Skip to content
12/06/2012 / accfiber

Foreclosure Quilts

“I was really afraid for several years to use fiber as a medium. Coming from the fine art world, there’s a stigma attached to it. Thankfully, that’s changing now. I struggled through several series of paintings trying to make my work look like fiber, because I thought it was so beautiful and I had a strange affinity with it. The only way I could confidently use fiber as a medium was to be able to justify the need for its use in my work. Years later, it seems obvious to me why I love the medium so much, my mother was a fiber artist. She died when I was a teenager, so the material has a very emotional significance for me. It took me years to understand this.”  -Kathryn Clark

Kathryn Clark used to have some sort of urban planning job (and by job I mean CAREER). It was this position that gave her the unique vantage point from which to observe the housing crisis in its embryonic stages. The crisis worsened, and during this time, Clark drew on her background in both urban planning and fine art to create an ongoing series of work, her Foreclosure Quilts. Here, we have portraits of decaying cities.

Detroit Quilt

Detroit Quilt

Above is a map of a neighborhood in Detroit. The red areas represent homes in varying states of foreclosure, some vacant, still more demolished to make way for empty lots. Clark utilized a process of reverse applique, placing red cotton fabric under linen and then cutting away the linen to reveal the red patches. The map is constructed in blocks and then assembled with the seams raw and visible. Finally, a filmy layer of cheesecloth is overlaid and hand-stitched into place, unifying the surface and calling to mind the omnipresent grime of urban life. The traditionally-trained quilter will notice that these quilts lack any sort of binding, and are generally enclosed by four unruly edges. Oh my!

These quilts exist where craft and politics meet. Craft, meaning traditional media, provides an excellent conduit for social criticism. The materials used are oftentimes deeply familiar to the viewer: textiles like the ones we sleep under; wood like our table and chairs; clay that we trek through and out of which our nicest coffee cup is made. It is this familiarity that gives craft its cunning ability to shift from object-based to conceptually driven work.

Albuquerque Quilt

Albuquerque Quilt

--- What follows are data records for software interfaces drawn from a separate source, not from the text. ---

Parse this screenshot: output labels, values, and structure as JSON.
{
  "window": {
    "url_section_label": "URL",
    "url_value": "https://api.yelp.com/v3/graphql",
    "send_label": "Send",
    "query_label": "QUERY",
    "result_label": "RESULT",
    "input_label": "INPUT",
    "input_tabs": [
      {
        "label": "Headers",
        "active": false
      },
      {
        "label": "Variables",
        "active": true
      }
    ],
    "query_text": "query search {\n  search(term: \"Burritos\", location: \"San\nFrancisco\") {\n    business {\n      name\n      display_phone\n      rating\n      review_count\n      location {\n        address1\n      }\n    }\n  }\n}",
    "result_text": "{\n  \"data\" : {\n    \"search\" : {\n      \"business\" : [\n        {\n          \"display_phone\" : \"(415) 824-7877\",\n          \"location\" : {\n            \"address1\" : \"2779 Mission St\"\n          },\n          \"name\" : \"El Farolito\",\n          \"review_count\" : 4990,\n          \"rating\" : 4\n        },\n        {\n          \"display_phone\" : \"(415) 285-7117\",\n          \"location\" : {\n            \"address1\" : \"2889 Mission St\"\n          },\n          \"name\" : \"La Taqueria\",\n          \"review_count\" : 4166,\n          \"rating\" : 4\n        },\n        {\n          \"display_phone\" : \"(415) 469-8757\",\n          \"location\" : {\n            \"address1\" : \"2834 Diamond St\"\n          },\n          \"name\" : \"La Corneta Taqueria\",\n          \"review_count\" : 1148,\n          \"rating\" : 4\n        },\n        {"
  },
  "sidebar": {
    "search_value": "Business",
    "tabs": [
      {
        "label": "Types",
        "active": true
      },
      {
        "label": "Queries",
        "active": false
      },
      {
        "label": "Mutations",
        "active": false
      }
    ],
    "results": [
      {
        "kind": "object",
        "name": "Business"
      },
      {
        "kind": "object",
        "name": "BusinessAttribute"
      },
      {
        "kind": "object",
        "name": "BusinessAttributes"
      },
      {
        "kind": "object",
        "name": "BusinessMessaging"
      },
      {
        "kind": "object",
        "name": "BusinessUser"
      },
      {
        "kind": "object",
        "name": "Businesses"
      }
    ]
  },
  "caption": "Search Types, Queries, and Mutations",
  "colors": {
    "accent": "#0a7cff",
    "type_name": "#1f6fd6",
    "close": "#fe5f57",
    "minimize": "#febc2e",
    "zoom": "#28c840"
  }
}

The process is the same, but with different materials and no cheesecloth. The exposed seams, raw edges, and fraying bits–in short, the deconstructed elements which dominate these quilts–underscore the unraveling of communities caused by the housing crisis. I find this quilt to be particularly appealing, because of the arrangement of fabrics and the scale of the little red foreclosed-upon rectangles. Although they are tiny, they are numerous–I counted 63–and evenly distributed throughout the map, so we are given to understand just how widespread this problem is.

Albuquerque Quilt, detail

Albuquerque Quilt, detail

Through her Foreclosure Quilt series, Clark started with grim maps and abstracted them into striking compositions, as with Riverside, CA:

Riverside, CA quilt

Riverside, CA quilt

We interact with textiles on a daily basis, and we project meaning: the business shirt, the laundry day outfit, the cheap hotel sheets, and the fine linens embroidered long ago. Cloth ages over time, according to its use, and eventually decays. It is impermanent, but while it is here, it collects history. We can sense the stories present in cloth even if we cannot draw them out by name. I don’t believe that these compositions would be as powerful if executed in a different medium–paint, for instance; it is by tapping into the language and meaning specific to fibers that Kathryn Clark created an arresting body of work.

Riverside, CA quilt detail

Riverside, CA quilt detail

Advertisements

Leave a Reply

Fill in your details below or click an icon to log in:

WordPress.com Logo

You are commenting using your WordPress.com account. Log Out / Change )

Twitter picture

You are commenting using your Twitter account. Log Out / Change )

Facebook photo

You are commenting using your Facebook account. Log Out / Change )

Google+ photo

You are commenting using your Google+ account. Log Out / Change )

Connecting to %s

%d bloggers like this: